Briefing Papers and Primers take an in-depth look at basic and timely brain-related topics, like traumatic brain injury and obesity.
The Foundation’s current area of research emphasis is in neuroscience. Selected proposals have the potential to improve human health or functioning. Grants also support improvement in K-12 education.
Science history, lessons, and activities, and news are covered at these sites.
Reviews by eminent neuroscientists of specific areas of research, including normal function, disease, and new technologies.
News, events, and commentary on bridging neuroscience and education.
News and analysis on the implications of brain research.
The Dana Alliance provides brain and neuron models, posters, and related educational materials to neuroscience departments to be used for educational outreach programming at local schools, community centers, museums, summer camps, etc.
Interviews with Dana-funded researchers.
Approaches include stimulating the growth of nerve fibers to
improve sound perception and scanning the cortex to improve the device’s

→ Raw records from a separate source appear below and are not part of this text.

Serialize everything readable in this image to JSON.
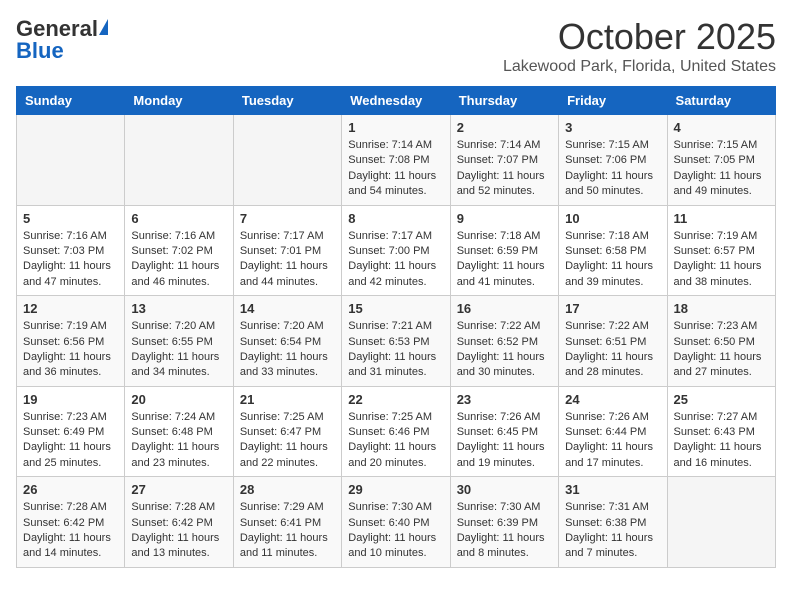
{
  "header": {
    "logo_general": "General",
    "logo_blue": "Blue",
    "month_title": "October 2025",
    "location": "Lakewood Park, Florida, United States"
  },
  "weekdays": [
    "Sunday",
    "Monday",
    "Tuesday",
    "Wednesday",
    "Thursday",
    "Friday",
    "Saturday"
  ],
  "weeks": [
    [
      {
        "day": "",
        "info": ""
      },
      {
        "day": "",
        "info": ""
      },
      {
        "day": "",
        "info": ""
      },
      {
        "day": "1",
        "info": "Sunrise: 7:14 AM\nSunset: 7:08 PM\nDaylight: 11 hours and 54 minutes."
      },
      {
        "day": "2",
        "info": "Sunrise: 7:14 AM\nSunset: 7:07 PM\nDaylight: 11 hours and 52 minutes."
      },
      {
        "day": "3",
        "info": "Sunrise: 7:15 AM\nSunset: 7:06 PM\nDaylight: 11 hours and 50 minutes."
      },
      {
        "day": "4",
        "info": "Sunrise: 7:15 AM\nSunset: 7:05 PM\nDaylight: 11 hours and 49 minutes."
      }
    ],
    [
      {
        "day": "5",
        "info": "Sunrise: 7:16 AM\nSunset: 7:03 PM\nDaylight: 11 hours and 47 minutes."
      },
      {
        "day": "6",
        "info": "Sunrise: 7:16 AM\nSunset: 7:02 PM\nDaylight: 11 hours and 46 minutes."
      },
      {
        "day": "7",
        "info": "Sunrise: 7:17 AM\nSunset: 7:01 PM\nDaylight: 11 hours and 44 minutes."
      },
      {
        "day": "8",
        "info": "Sunrise: 7:17 AM\nSunset: 7:00 PM\nDaylight: 11 hours and 42 minutes."
      },
      {
        "day": "9",
        "info": "Sunrise: 7:18 AM\nSunset: 6:59 PM\nDaylight: 11 hours and 41 minutes."
      },
      {
        "day": "10",
        "info": "Sunrise: 7:18 AM\nSunset: 6:58 PM\nDaylight: 11 hours and 39 minutes."
      },
      {
        "day": "11",
        "info": "Sunrise: 7:19 AM\nSunset: 6:57 PM\nDaylight: 11 hours and 38 minutes."
      }
    ],
    [
      {
        "day": "12",
        "info": "Sunrise: 7:19 AM\nSunset: 6:56 PM\nDaylight: 11 hours and 36 minutes."
      },
      {
        "day": "13",
        "info": "Sunrise: 7:20 AM\nSunset: 6:55 PM\nDaylight: 11 hours and 34 minutes."
      },
      {
        "day": "14",
        "info": "Sunrise: 7:20 AM\nSunset: 6:54 PM\nDaylight: 11 hours and 33 minutes."
      },
      {
        "day": "15",
        "info": "Sunrise: 7:21 AM\nSunset: 6:53 PM\nDaylight: 11 hours and 31 minutes."
      },
      {
        "day": "16",
        "info": "Sunrise: 7:22 AM\nSunset: 6:52 PM\nDaylight: 11 hours and 30 minutes."
      },
      {
        "day": "17",
        "info": "Sunrise: 7:22 AM\nSunset: 6:51 PM\nDaylight: 11 hours and 28 minutes."
      },
      {
        "day": "18",
        "info": "Sunrise: 7:23 AM\nSunset: 6:50 PM\nDaylight: 11 hours and 27 minutes."
      }
    ],
    [
      {
        "day": "19",
        "info": "Sunrise: 7:23 AM\nSunset: 6:49 PM\nDaylight: 11 hours and 25 minutes."
      },
      {
        "day": "20",
        "info": "Sunrise: 7:24 AM\nSunset: 6:48 PM\nDaylight: 11 hours and 23 minutes."
      },
      {
        "day": "21",
        "info": "Sunrise: 7:25 AM\nSunset: 6:47 PM\nDaylight: 11 hours and 22 minutes."
      },
      {
        "day": "22",
        "info": "Sunrise: 7:25 AM\nSunset: 6:46 PM\nDaylight: 11 hours and 20 minutes."
      },
      {
        "day": "23",
        "info": "Sunrise: 7:26 AM\nSunset: 6:45 PM\nDaylight: 11 hours and 19 minutes."
      },
      {
        "day": "24",
        "info": "Sunrise: 7:26 AM\nSunset: 6:44 PM\nDaylight: 11 hours and 17 minutes."
      },
      {
        "day": "25",
        "info": "Sunrise: 7:27 AM\nSunset: 6:43 PM\nDaylight: 11 hours and 16 minutes."
      }
    ],
    [
      {
        "day": "26",
        "info": "Sunrise: 7:28 AM\nSunset: 6:42 PM\nDaylight: 11 hours and 14 minutes."
      },
      {
        "day": "27",
        "info": "Sunrise: 7:28 AM\nSunset: 6:42 PM\nDaylight: 11 hours and 13 minutes."
      },
      {
        "day": "28",
        "info": "Sunrise: 7:29 AM\nSunset: 6:41 PM\nDaylight: 11 hours and 11 minutes."
      },
      {
        "day": "29",
        "info": "Sunrise: 7:30 AM\nSunset: 6:40 PM\nDaylight: 11 hours and 10 minutes."
      },
      {
        "day": "30",
        "info": "Sunrise: 7:30 AM\nSunset: 6:39 PM\nDaylight: 11 hours and 8 minutes."
      },
      {
        "day": "31",
        "info": "Sunrise: 7:31 AM\nSunset: 6:38 PM\nDaylight: 11 hours and 7 minutes."
      },
      {
        "day": "",
        "info": ""
      }
    ]
  ]
}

links between impaired hearing and loss of cognitive abilities raise the
tantalizing possibility that restoring hearing could slow cognitive decline.
Researchers focusing on glutamate pathways may have found a potential biomarker for the mood disorder.
Stem Cell Transplants Show Promise for Future Parkinson’s Treatments
Parkinson's disease is a debilitating neurodegenerative disorder that targets dopaminergic cells in an area of the brain called the substantia nigra. Most patients are treated with the drug Levodop
Even though the brain of a fly doesn’t look like our own brain, it appears to follow certain basic principles in how it uses its neurons to control behavior, which may generalize to “higher” organisms, including humans. One of our series of Reports on Progress.
Most drug development for depression has focused on undoing the bad effects of stress, but new research suggests that finding ways to induce resilience could lead to new treatments. One of our series of Briefing Papers.
We’ve heard a lot lately about brain-to-machine communication, and now there are first steps toward brain-to-brain communication. How do we prevent news of incremental discoveries from transporting our imaginations way too far?